«She will be back and she’ll be a real Americanah the same as Bisi, – added Ranyinudo. […] he was pretending he didn’t understand youruba anymore and used to put a mumbled r in every English world.»
Ifemelu has never thought about emigrating until, during her high school, she meets Obizne: he is the son of a university professor and is fond of American literature. He was born in USA and dreams about going back there one day. With him Ifemelu learns what love is but also how to open her cultural horizon and, in order to be together, they decide to attend the university in Nsukka. But unfortunately a large sequence of professor strikes interrupt the university activity so that Ifemelu and Obizne decide to move to USA and continue their studies there, at the other side of the ocean. Ifemelu immediately obtains her VISA, whereas Obizne’s visa is refused, according to the post 11/9 restrictions…
By this solo travel the expatriation experience for Ifemelu begins, a solo emigration, chosen for study reasons and faced with the enthusiastic attitude that everybody has in those moments when they know that something is going to change and you can just hope that it’s for better. USA, in the mind of our protagonist, is a continent where everything is big, possible, fair – after all her Obizne has always told her the same. But as usually in the emigration stories, the tales we had in our mind are not always what is in reality when you put your foot in the new country.
Facing an expatriation alone is not always easy and often on our path we find obstacles that we hadn’t foreseen when we thought about the experience from the comfortableness of our sofa. Among these, the first is that of discover yourself labelled with a diversity which we didn’t know before:
«I come from a country where race is not a problem; I’ve never thought about myself as a black girl and I became black when I arrived in America»
You realize to be different even when you simply emigrate from the South to the North of Italy. When I left Sardinia twelve years ago, during my first emigration experience, the diversity was underlined by the question “But, are you Sardinian?”. It was usually an accent or my surname to give the input. A question that nobody has never made me in a negative way but that I was bothered by anyway. Perhaps it was for that starting “but”, perhaps because I never harangued anybody asking “but, are you Venetian?” or “but, are you Roman?”. Why nobody used the traditional question with me: “Where are you from?”
With time diversity disappears and our habits combine with the rithms of the new Country.
The diversity label converts in a sense of estrangement in another moment of the story of Ifemelu, which repeats even in the story of many expat: the moment in which you go back to your Homeland.
As for Ifemelu, emigration is often something that “others” don’t forgive us. Going back after an expatriation is a hard test: we made a lot of efforts in order to cancel the diversity in the adopted country, and now is our native country which considers us different.

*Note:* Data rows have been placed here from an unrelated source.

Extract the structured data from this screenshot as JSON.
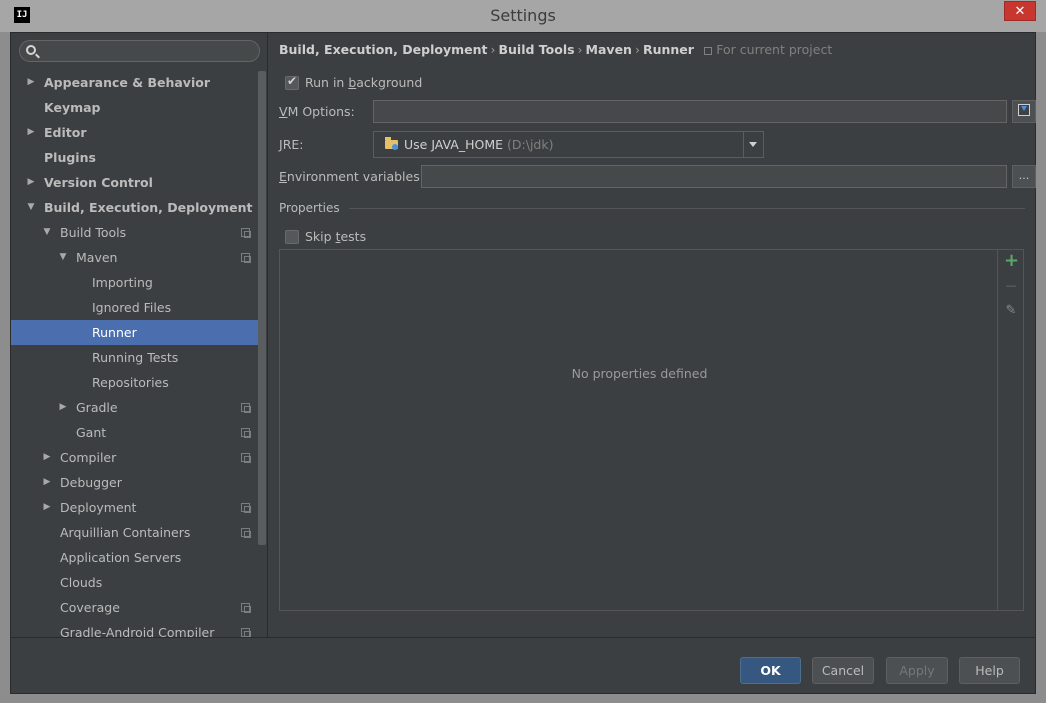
{
  "window": {
    "title": "Settings",
    "app_icon": "IJ",
    "close_label": "✕"
  },
  "search": {
    "placeholder": ""
  },
  "sidebar": {
    "items": [
      {
        "label": "Appearance & Behavior",
        "arrow": "▶",
        "bold": true
      },
      {
        "label": "Keymap",
        "bold": true
      },
      {
        "label": "Editor",
        "arrow": "▶",
        "bold": true
      },
      {
        "label": "Plugins",
        "bold": true
      },
      {
        "label": "Version Control",
        "arrow": "▶",
        "bold": true
      },
      {
        "label": "Build, Execution, Deployment",
        "arrow": "▼",
        "bold": true
      },
      {
        "label": "Build Tools",
        "arrow": "▼"
      },
      {
        "label": "Maven",
        "arrow": "▼"
      },
      {
        "label": "Importing"
      },
      {
        "label": "Ignored Files"
      },
      {
        "label": "Runner",
        "selected": true
      },
      {
        "label": "Running Tests"
      },
      {
        "label": "Repositories"
      },
      {
        "label": "Gradle",
        "arrow": "▶"
      },
      {
        "label": "Gant"
      },
      {
        "label": "Compiler",
        "arrow": "▶"
      },
      {
        "label": "Debugger",
        "arrow": "▶"
      },
      {
        "label": "Deployment",
        "arrow": "▶"
      },
      {
        "label": "Arquillian Containers"
      },
      {
        "label": "Application Servers"
      },
      {
        "label": "Clouds"
      },
      {
        "label": "Coverage"
      },
      {
        "label": "Gradle-Android Compiler"
      }
    ]
  },
  "breadcrumb": {
    "parts": [
      "Build, Execution, Deployment",
      "Build Tools",
      "Maven",
      "Runner"
    ],
    "separator": "›",
    "scope": "For current project"
  },
  "form": {
    "run_in_background": {
      "label_pre": "Run in ",
      "label_key": "b",
      "label_post": "ackground",
      "checked": true
    },
    "vm_options": {
      "label_key": "V",
      "label_post": "M Options:",
      "value": ""
    },
    "jre": {
      "label_key": "J",
      "label_post": "RE:",
      "value": "Use JAVA_HOME",
      "hint": "(D:\\jdk)"
    },
    "env_vars": {
      "label_key": "E",
      "label_post": "nvironment variables:",
      "value": "",
      "button": "..."
    },
    "properties_label": "Properties",
    "skip_tests": {
      "label_pre": "Skip ",
      "label_key": "t",
      "label_post": "ests",
      "checked": false
    },
    "table_empty": "No properties defined",
    "toolbar": {
      "add": "+",
      "remove": "—",
      "edit": "✎"
    }
  },
  "footer": {
    "ok": "OK",
    "cancel": "Cancel",
    "apply": "Apply",
    "help": "Help"
  },
  "colors": {
    "selection": "#4b6eaf",
    "background": "#3c3f41",
    "add_icon": "#59a869",
    "primary_button": "#365880"
  }
}
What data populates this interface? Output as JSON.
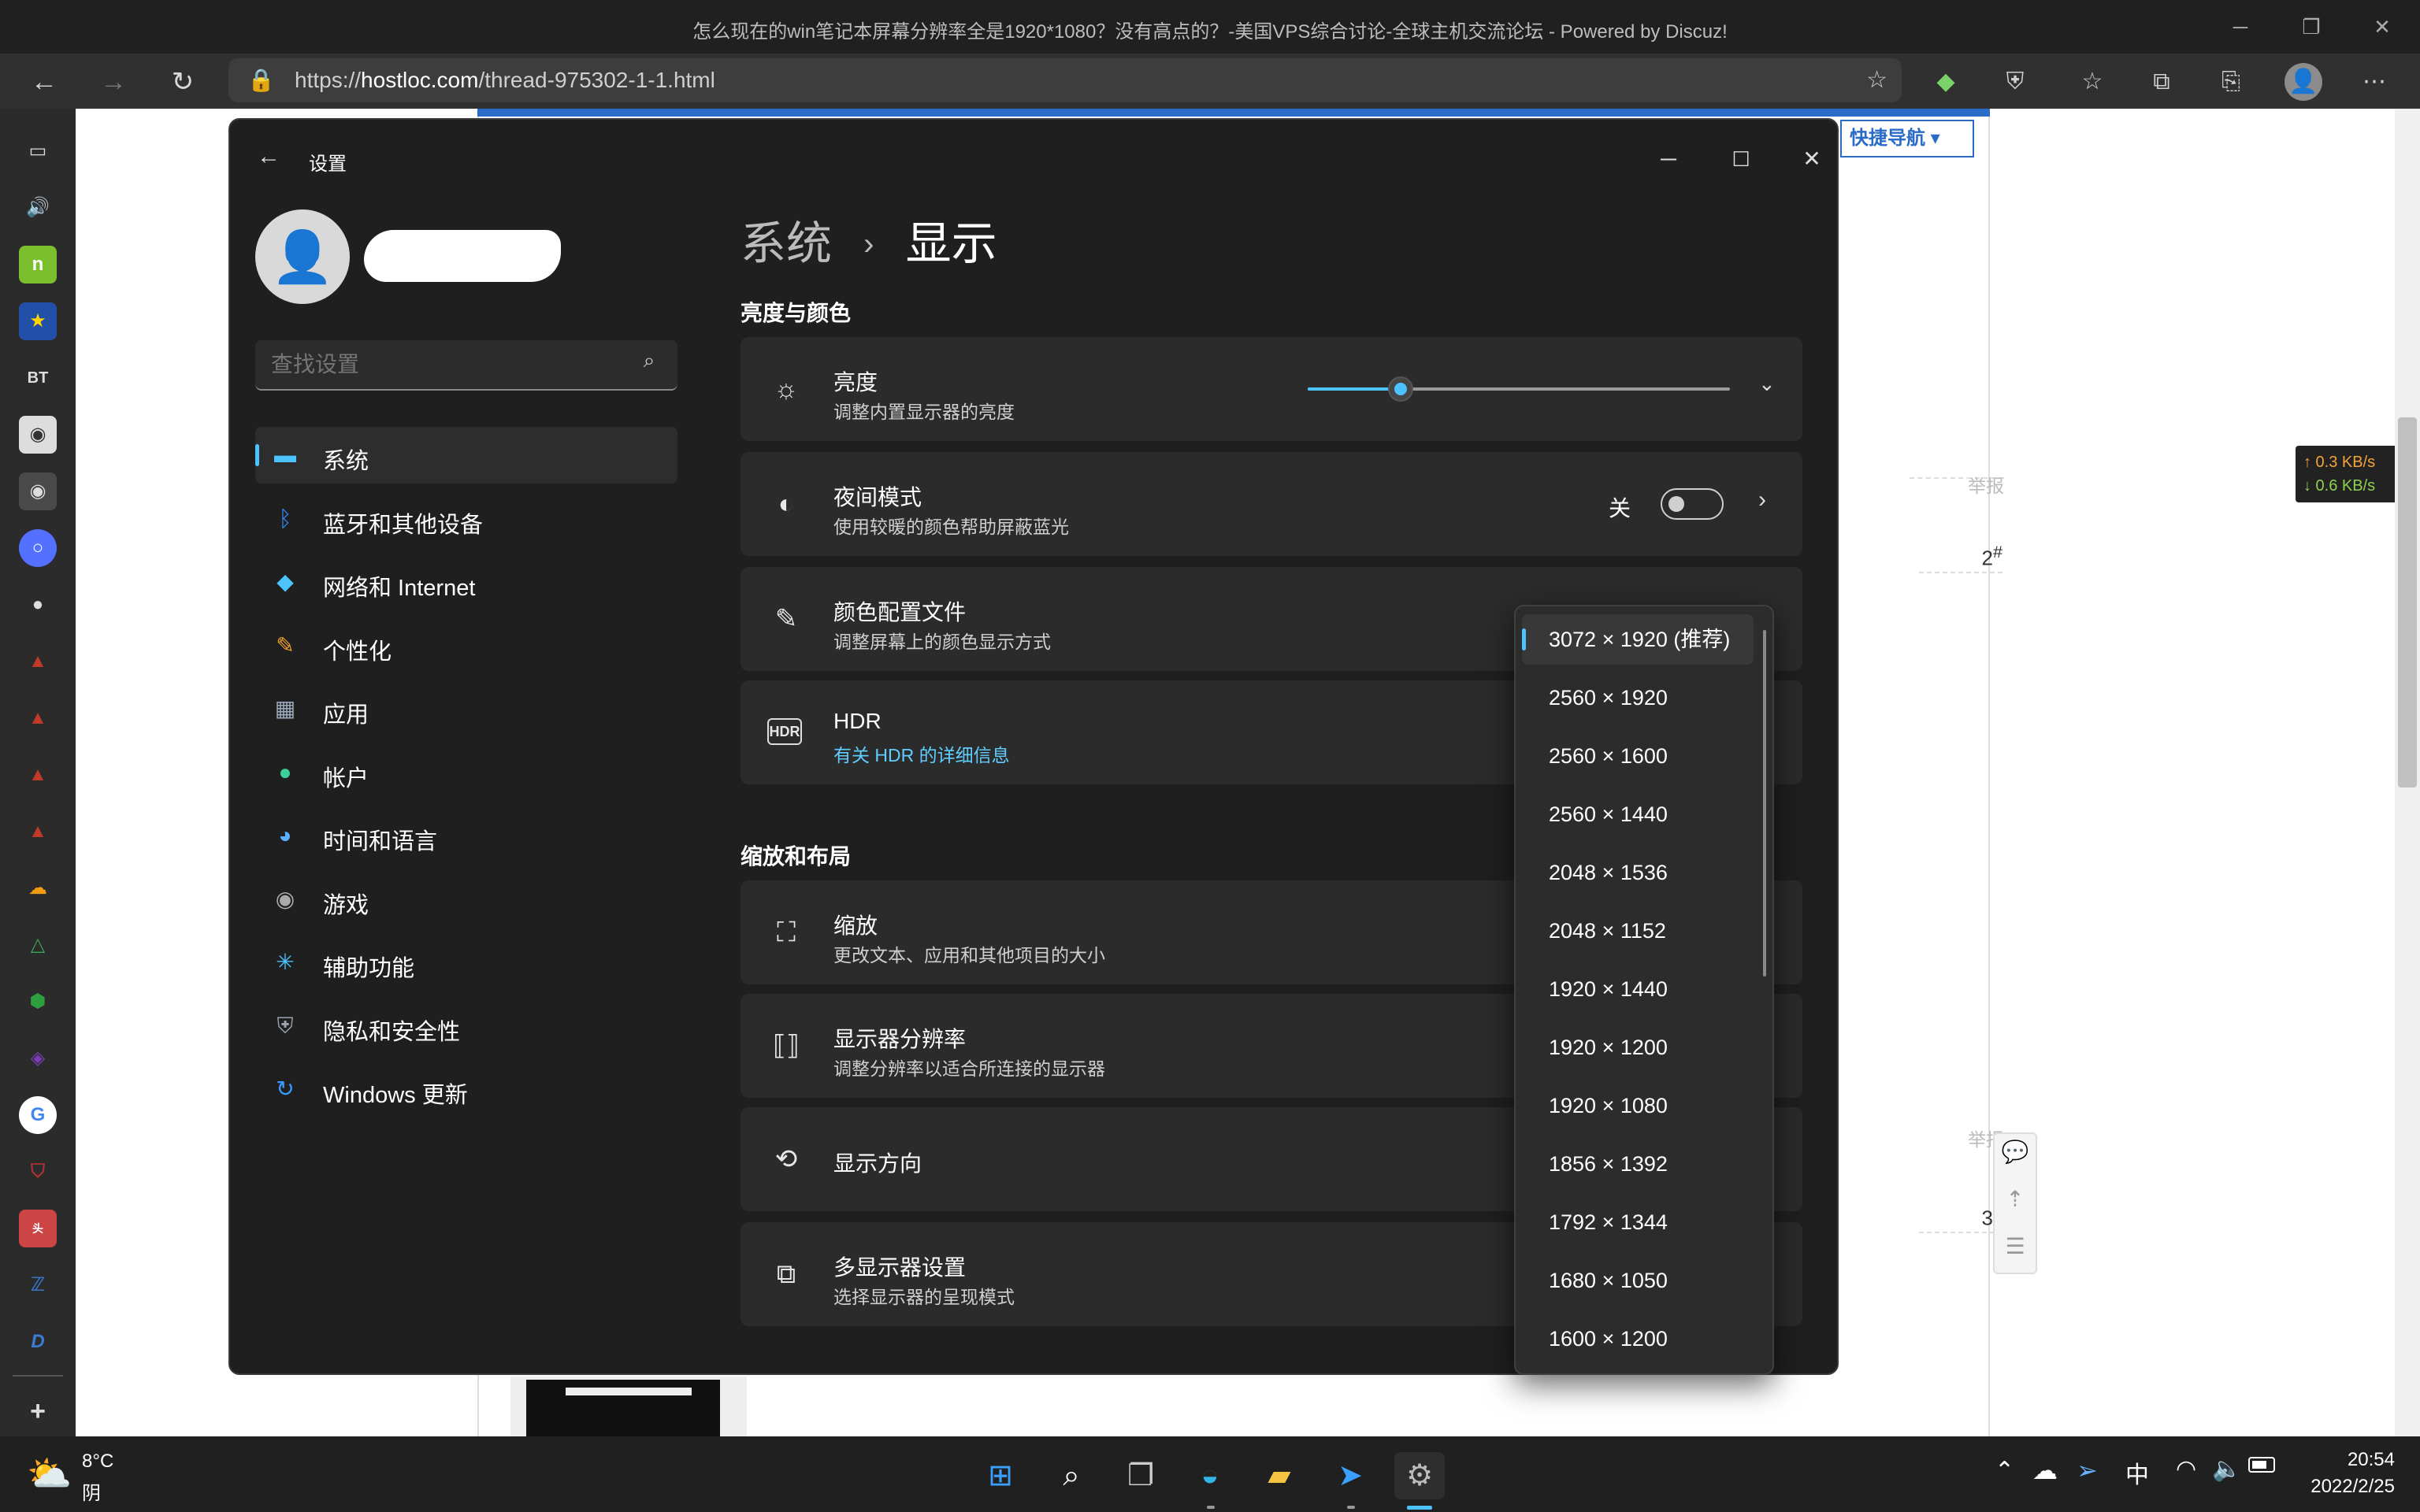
{
  "browser": {
    "window_title": "怎么现在的win笔记本屏幕分辨率全是1920*1080？没有高点的？-美国VPS综合讨论-全球主机交流论坛 - Powered by Discuz!",
    "url_prefix": "https://",
    "url_host": "hostloc.com",
    "url_path": "/thread-975302-1-1.html",
    "back_icon": "arrow-left-icon",
    "forward_icon": "arrow-right-icon",
    "refresh_icon": "refresh-icon"
  },
  "page": {
    "quick_nav": "快捷导航",
    "report_1": "举报",
    "floor_2": "2",
    "report_2": "举报",
    "floor_3": "3",
    "floor_suffix": "#",
    "net_up": "↑ 0.3 KB/s",
    "net_down": "↓ 0.6 KB/s"
  },
  "settings": {
    "app_title": "设置",
    "search_placeholder": "查找设置",
    "breadcrumb_parent": "系统",
    "breadcrumb_sep": "›",
    "breadcrumb_current": "显示",
    "nav": [
      {
        "label": "系统",
        "icon": "monitor-icon",
        "color": "#4cc2ff"
      },
      {
        "label": "蓝牙和其他设备",
        "icon": "bluetooth-icon",
        "color": "#2f8fff"
      },
      {
        "label": "网络和 Internet",
        "icon": "wifi-icon",
        "color": "#4cc2ff"
      },
      {
        "label": "个性化",
        "icon": "brush-icon",
        "color": "#f0a030"
      },
      {
        "label": "应用",
        "icon": "apps-icon",
        "color": "#9ab"
      },
      {
        "label": "帐户",
        "icon": "account-icon",
        "color": "#3ccf9a"
      },
      {
        "label": "时间和语言",
        "icon": "globe-clock-icon",
        "color": "#5bb0ff"
      },
      {
        "label": "游戏",
        "icon": "gamepad-icon",
        "color": "#aaa"
      },
      {
        "label": "辅助功能",
        "icon": "accessibility-icon",
        "color": "#4cc2ff"
      },
      {
        "label": "隐私和安全性",
        "icon": "shield-icon",
        "color": "#9aa3ad"
      },
      {
        "label": "Windows 更新",
        "icon": "update-icon",
        "color": "#3a9bff"
      }
    ],
    "section_brightness": "亮度与颜色",
    "brightness_title": "亮度",
    "brightness_sub": "调整内置显示器的亮度",
    "brightness_value": 0.22,
    "night_title": "夜间模式",
    "night_sub": "使用较暖的颜色帮助屏蔽蓝光",
    "night_state": "关",
    "color_profile_title": "颜色配置文件",
    "color_profile_sub": "调整屏幕上的颜色显示方式",
    "hdr_title": "HDR",
    "hdr_link": "有关 HDR 的详细信息",
    "section_scale": "缩放和布局",
    "scale_title": "缩放",
    "scale_sub": "更改文本、应用和其他项目的大小",
    "resolution_title": "显示器分辨率",
    "resolution_sub": "调整分辨率以适合所连接的显示器",
    "orientation_title": "显示方向",
    "multi_title": "多显示器设置",
    "multi_sub": "选择显示器的呈现模式",
    "accent": "#4cc2ff"
  },
  "dropdown": {
    "options": [
      "3072 × 1920 (推荐)",
      "2560 × 1920",
      "2560 × 1600",
      "2560 × 1440",
      "2048 × 1536",
      "2048 × 1152",
      "1920 × 1440",
      "1920 × 1200",
      "1920 × 1080",
      "1856 × 1392",
      "1792 × 1344",
      "1680 × 1050",
      "1600 × 1200"
    ]
  },
  "taskbar": {
    "temp": "8°C",
    "weather": "阴",
    "ime": "中",
    "time": "20:54",
    "date": "2022/2/25"
  }
}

Our mind is now opened to a new culture, had to make some compromises with a new vision of the world. And in our native country everything looks like unaltered: life goes on, based on the same values as always, and national borders are narrow to us. Coming back from an expatriation must be accepted for what it is: a journey back to our Country, where what was given for granted before now it’s an element we have to discover again. And so also Ifemelu, going back to Nigeria and smelling again its odours is seized by an emotion impossible to be named, full of melancholy and nostalgia for all the things she has lost during her absence.
She, and all of us when we come back from an expatriation, can’t do anything but: